    We report the full implementation of a quantum cryptography protocol using a stream of single photon pulses generated by a stable and efficient source operating at room temperature. The single photon pulses are emitted on demand by a single nitrogen-vacancy color center in a diamond nanocrystal. The quantum bit error rate is less that 4.6% and the secure bit rate is 7700 bits/s. The overall performances of our system reaches a domain where single photons have a measurable advantage over an equivalent system based on attenuated light pulses.

  16. Single-atom nanoelectronics

    CERN Document Server

    Prati, Enrico

    2013-01-01

    Single-Atom Nanoelectronics covers the fabrication of single-atom devices and related technology, as well as the relevant electronic equipment and the intriguing new phenomena related to single-atom and single-electron effects in quantum devices. It also covers the alternative approaches related to both silicon- and carbon-based technologies, also from the point of view of large-scale industrial production. The publication provides a comprehensive picture of the state of the art at the cutting edge and constitutes a milestone in the emerging field of beyond-CMOS technology. Although there are

  17. Single-Phase PLLs

    DEFF Research Database (Denmark)

    Golestan, Saeed; Guerrero, Josep M.; Quintero, Juan Carlos Vasquez

    2017-01-01

    Single-phase phase-locked loops (PLLs) are popular for the synchronization and control of single-phase gridconnected converters. They are also widely used for monitoring and diagnostic purposes in the power and energy areas. In recent years, a large number of single-phase PLLs with different stru......-PLLs). The members of each category are then described and their pros and cons are discussed. This work provides a deep insight into characteristics of different single-phase PLLs and, therefore, can be considered as a reference for researchers and engineers....

  18. A Novel β-Globin Chain Hemoglobin Variant, Hb Allentown [β137(H15)Val→Trp (GTG>TGG) HBB: c.412_413delinsTG, p.Val138Trp], Associated with Low Oxygen Saturation, Intermittent Aplastic Crises and Splenomegaly.

    Science.gov (United States)

    Collier, Anderson B; Coon, Lea M; Monteleone, Philip; Umaru, Samuel; Swanson, Kenneth C; Hoyer, James D; Oliveira, Jennifer L

    2016-01-01

    Hemoglobin (Hb) variants may be associated with low oxygen saturation and exacerbated episodes of anemia from common stressors such as viral infections. These attributes frequently cause increased clinical concern and unnecessary and expensive testing if not considered early in the evaluation of the patient. Some clinically significant Hb variants result in a normal Hb electrophoresis result, which can be method-dependent.

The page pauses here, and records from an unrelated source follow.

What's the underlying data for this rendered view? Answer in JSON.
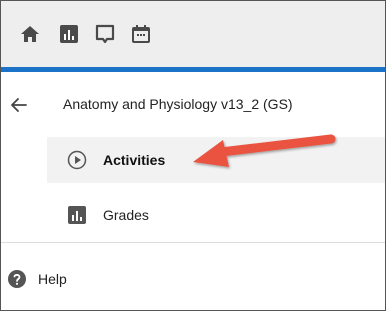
{
  "topbar": {
    "icons": [
      "home-icon",
      "reports-icon",
      "inbox-icon",
      "calendar-icon"
    ]
  },
  "course": {
    "title": "Anatomy and Physiology v13_2 (GS)"
  },
  "nav": {
    "items": [
      {
        "label": "Activities",
        "icon": "play-circle-icon",
        "selected": true
      },
      {
        "label": "Grades",
        "icon": "grades-icon",
        "selected": false
      }
    ]
  },
  "footer": {
    "help_label": "Help",
    "help_icon": "help-circle-icon"
  },
  "colors": {
    "accent_line": "#1a73c8",
    "callout_arrow": "#e9523f",
    "icon_dark": "#555555"
  }
}
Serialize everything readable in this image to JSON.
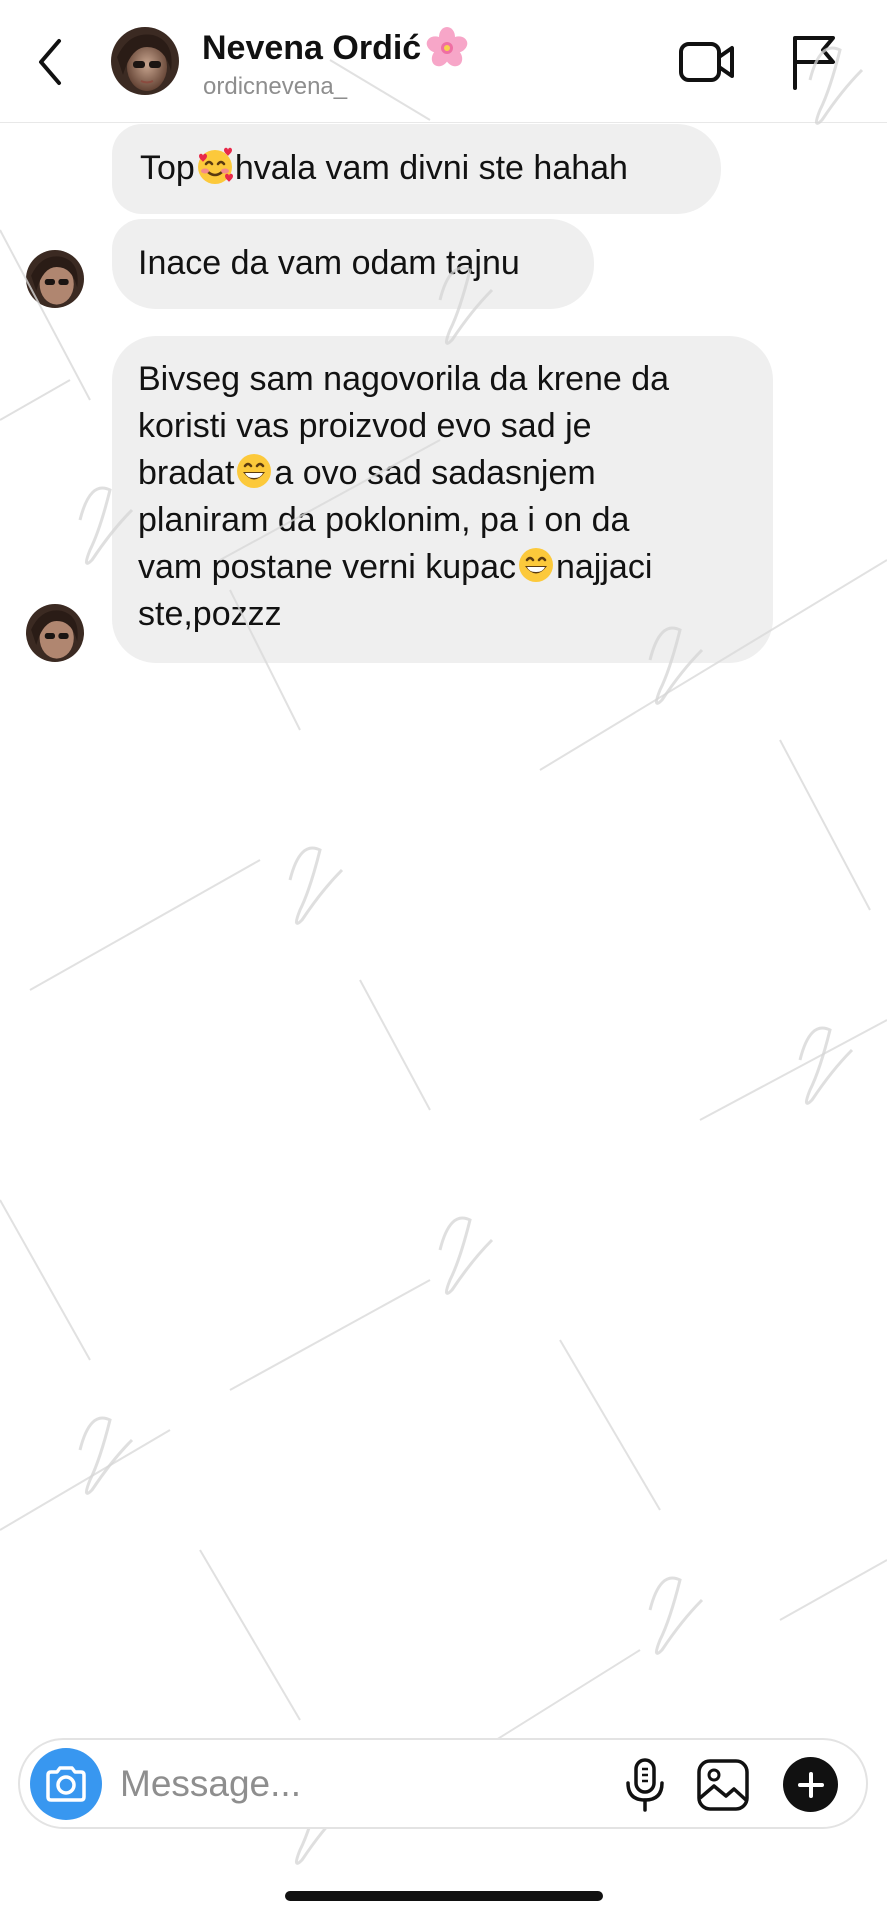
{
  "header": {
    "contact_name": "Nevena Ordić",
    "name_emoji": "cherry-blossom-emoji",
    "username": "ordicnevena_",
    "back_icon": "chevron-left-icon",
    "video_icon": "video-camera-icon",
    "flag_icon": "flag-icon"
  },
  "messages": [
    {
      "parts": [
        "Top",
        "hvala vam divni ste hahah"
      ],
      "emoji": "smiling-face-with-hearts-emoji"
    },
    {
      "text": "Inace da vam odam tajnu"
    },
    {
      "lines": [
        "Bivseg sam nagovorila da krene da",
        "koristi vas proizvod evo sad je",
        "bradat",
        "a ovo sad sadasnjem",
        "planiram da poklonim, pa i on da",
        "vam postane verni kupac",
        "najjaci",
        "ste,pozzz"
      ],
      "emoji": "grinning-face-with-smiling-eyes-emoji"
    }
  ],
  "composer": {
    "placeholder": "Message...",
    "value": "",
    "camera_icon": "camera-icon",
    "mic_icon": "microphone-icon",
    "gallery_icon": "gallery-icon",
    "plus_icon": "plus-icon"
  },
  "colors": {
    "bubble_bg": "#efefef",
    "camera_blue": "#3897f0",
    "text": "#121212",
    "secondary_text": "#8e8e8e"
  }
}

Herein we describe a patient with low oxygen saturation and a history of hemolytic anemia who was subsequently found to carry a novel, unstable β-globin variant that we have named Hb Allentown [β137(H15)Val→Trp (GTG>TGG) HBB: c.412_413delinsTG, p.Val138Trp] for the place of identification of the variant. Hb Allentown is formed by a rare double nucleotide substitution within the same codon. Additionally, positive identification of rare Hb variants characterized by a single method is discouraged, as the Hb variant was misclassified as Hb S-South End or β6(A3)Glu→Val;β132(H10)Lys→Asn (HBB: c.[20A > T;399A > C]) by the initial laboratory.

  19. Single gaze gestures

    DEFF Research Database (Denmark)

    Møllenbach, Emilie; Lilholm, Martin; Gail, Alastair

    2010-01-01

    This paper examines gaze gestures and their applicability as a generic selection method for gaze-only controlled interfaces. The method explored here is the Single Gaze Gesture (SGG), i.e. gestures consisting of a single point-to-point eye movement. Horizontal and vertical, long and short SGGs were...

  20. Single-sided NMR

    CERN Document Server

    Casanova, Federico; Blümich, Bernhard

    2011-01-01

    Single-Sided NMR describes the design of the first functioning single-sided tomograph, the related measurement methods, and a number of applications. One of the key advantages to this method is the speed at which the images are obtained.